        I will surely compare both hosting services and for me, and I guess for most future Grids clients, the most important will be a customizable pannel that quicly allows us to change and tune things on a more intuitive way and not having to wait for the Grid host to change stuff we request – Sp far there is only one Opensim service that offers full automation and intuitive tunning – Kitely – But they are to tight on land size limits and do not offer Grids service – Since Lisbon Grid wants to be very small in regions performance is always assured on the first hand but tuning and automation is very much required so there is no hurry for me and as I said there can be 2 Lisbons with different goals, let’s see howvthe campaign goes

  2.' Alex Ferraris says:

    AviWorlds is not loosing Lisbon. Carlos has specified that . But I must say I am concerned because hosting such a huge area does need power and lots of it. Specific tuning is something that can always be done.
    Specially now that we are rolling out our avi-labs SPARROW version which includes many fixes to the xengine and adds functionalities that no ohter grid or hosting can offer at the moment. Opensim as is can be a great solution but it is not better than Avi-Labs Sparrow version 1.0.
    Our search and classifieds alone are a powerful aditiion plus our marketplace 2.0 and many other features like CHANGING AVATAR NAMES and more…
    Avi-Labs is working ou our own user control panel which is almost done too.
    I am not trying to create any problems here but with that amount of money charged by Cloud Serve; and dont get me wrong. I never used Cloud Serve but I have spoken to Frank Corsi a few times on the phone and I totally respect there work and service.
    But business is business and as I said that amount of money can buy you CARLOS a 32 gig ram server, with 2 tera disk RAID 1 meaning it is MIRROED , 250 plus upload speeds, 8 core processor and more.
    Virtual Servers are not good for virtual worlds specially for a large scale region with the amount of prims and activities expected to exist on it. It will lag and it will lag alot.
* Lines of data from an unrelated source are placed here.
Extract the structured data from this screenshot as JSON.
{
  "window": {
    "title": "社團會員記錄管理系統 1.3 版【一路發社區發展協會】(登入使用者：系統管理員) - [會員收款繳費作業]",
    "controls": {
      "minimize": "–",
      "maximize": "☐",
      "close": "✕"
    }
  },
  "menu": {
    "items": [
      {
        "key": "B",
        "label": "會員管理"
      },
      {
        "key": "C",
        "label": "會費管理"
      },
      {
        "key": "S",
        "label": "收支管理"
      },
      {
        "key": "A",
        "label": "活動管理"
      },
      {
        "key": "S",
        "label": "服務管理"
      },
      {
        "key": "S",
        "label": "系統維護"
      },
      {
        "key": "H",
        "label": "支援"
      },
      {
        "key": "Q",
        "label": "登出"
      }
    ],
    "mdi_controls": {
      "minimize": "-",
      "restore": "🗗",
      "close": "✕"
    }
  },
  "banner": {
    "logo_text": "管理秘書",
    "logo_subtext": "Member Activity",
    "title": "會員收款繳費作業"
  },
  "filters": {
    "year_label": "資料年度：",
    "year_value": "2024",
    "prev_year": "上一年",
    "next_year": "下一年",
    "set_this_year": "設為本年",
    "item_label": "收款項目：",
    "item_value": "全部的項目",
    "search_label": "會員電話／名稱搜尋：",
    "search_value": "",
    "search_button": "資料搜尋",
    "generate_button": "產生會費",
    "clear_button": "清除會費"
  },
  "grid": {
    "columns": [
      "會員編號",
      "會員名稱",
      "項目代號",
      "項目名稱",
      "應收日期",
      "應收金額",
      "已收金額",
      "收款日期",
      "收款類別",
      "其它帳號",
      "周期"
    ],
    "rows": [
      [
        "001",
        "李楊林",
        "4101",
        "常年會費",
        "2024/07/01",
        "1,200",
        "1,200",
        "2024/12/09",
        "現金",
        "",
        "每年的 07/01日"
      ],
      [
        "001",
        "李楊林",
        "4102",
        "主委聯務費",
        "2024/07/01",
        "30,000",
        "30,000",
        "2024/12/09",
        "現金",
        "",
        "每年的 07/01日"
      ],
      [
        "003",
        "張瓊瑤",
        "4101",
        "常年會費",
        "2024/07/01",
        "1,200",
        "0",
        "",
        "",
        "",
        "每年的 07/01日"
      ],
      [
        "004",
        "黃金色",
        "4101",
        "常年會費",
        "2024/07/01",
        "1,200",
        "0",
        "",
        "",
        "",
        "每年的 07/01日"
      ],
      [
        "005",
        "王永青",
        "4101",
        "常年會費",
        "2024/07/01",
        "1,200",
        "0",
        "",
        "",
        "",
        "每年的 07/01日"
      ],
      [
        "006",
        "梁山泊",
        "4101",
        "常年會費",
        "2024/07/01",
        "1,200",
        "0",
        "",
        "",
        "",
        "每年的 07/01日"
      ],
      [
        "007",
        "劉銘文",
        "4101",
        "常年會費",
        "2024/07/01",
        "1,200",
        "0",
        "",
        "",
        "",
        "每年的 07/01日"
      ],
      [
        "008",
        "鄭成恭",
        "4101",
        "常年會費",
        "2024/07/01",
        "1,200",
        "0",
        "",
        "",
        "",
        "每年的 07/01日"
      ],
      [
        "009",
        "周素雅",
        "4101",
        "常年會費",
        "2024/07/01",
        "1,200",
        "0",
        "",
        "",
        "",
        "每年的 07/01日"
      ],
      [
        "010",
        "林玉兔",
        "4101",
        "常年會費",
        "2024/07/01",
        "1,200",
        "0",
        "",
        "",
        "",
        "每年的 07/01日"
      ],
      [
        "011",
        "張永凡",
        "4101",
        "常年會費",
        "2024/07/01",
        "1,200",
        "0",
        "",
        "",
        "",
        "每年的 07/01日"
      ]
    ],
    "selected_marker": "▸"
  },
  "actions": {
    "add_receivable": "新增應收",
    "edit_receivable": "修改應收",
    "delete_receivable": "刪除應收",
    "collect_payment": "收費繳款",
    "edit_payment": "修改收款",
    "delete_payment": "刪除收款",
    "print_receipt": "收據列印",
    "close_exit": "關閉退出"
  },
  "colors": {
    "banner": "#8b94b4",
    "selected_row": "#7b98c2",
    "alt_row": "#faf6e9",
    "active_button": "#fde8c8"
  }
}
Just my opinion. Hey I may be wrong… 🙂

  3.' Carlos Loff says:

    I added a 1$ contribution so everyone can leave me just a tiny help and make it possible, to judge later how a dream becomes truth – Now folks – how hard can it be for 1.890 People around Opensim to give me a chance to show how I can make Opensim life more interesting on an Hypergrid basis ??? How hard is a 1$ risk ???

  4.' Alex Ferraris says:

    When a customers requirers a grid we supply the customer his/her own physical server. Running only his/her grid.
    The customer also has full access to the server and the consoles.
    Customer can make oars, start regions and even place more regions online.
    Full control of the robust, data base and all.
    Plus we can manage it for the customer if he or she wishes.

  5.' Carlos Loff says:

    A NEW GRID IS BORN – ONLY one land, but what a land – Use newest Singularity or Firestorm version 6,9 – LISBON GRID –

  6.' skylifegrid says:

    Well Said! … Customer Relation is Number 1 in any business success.. A 2 year Collage Degree in Hospitality taught me that!

  7.' Alex Ferraris says:

    Avi-Labs/AviWorlds grid offers a VIP customer service. Meaning we go ONE ON ONE with our customers and we are available 24/7 via facebook/skype/InWorld/Phone/Email and offline messages. We are always there for our customers!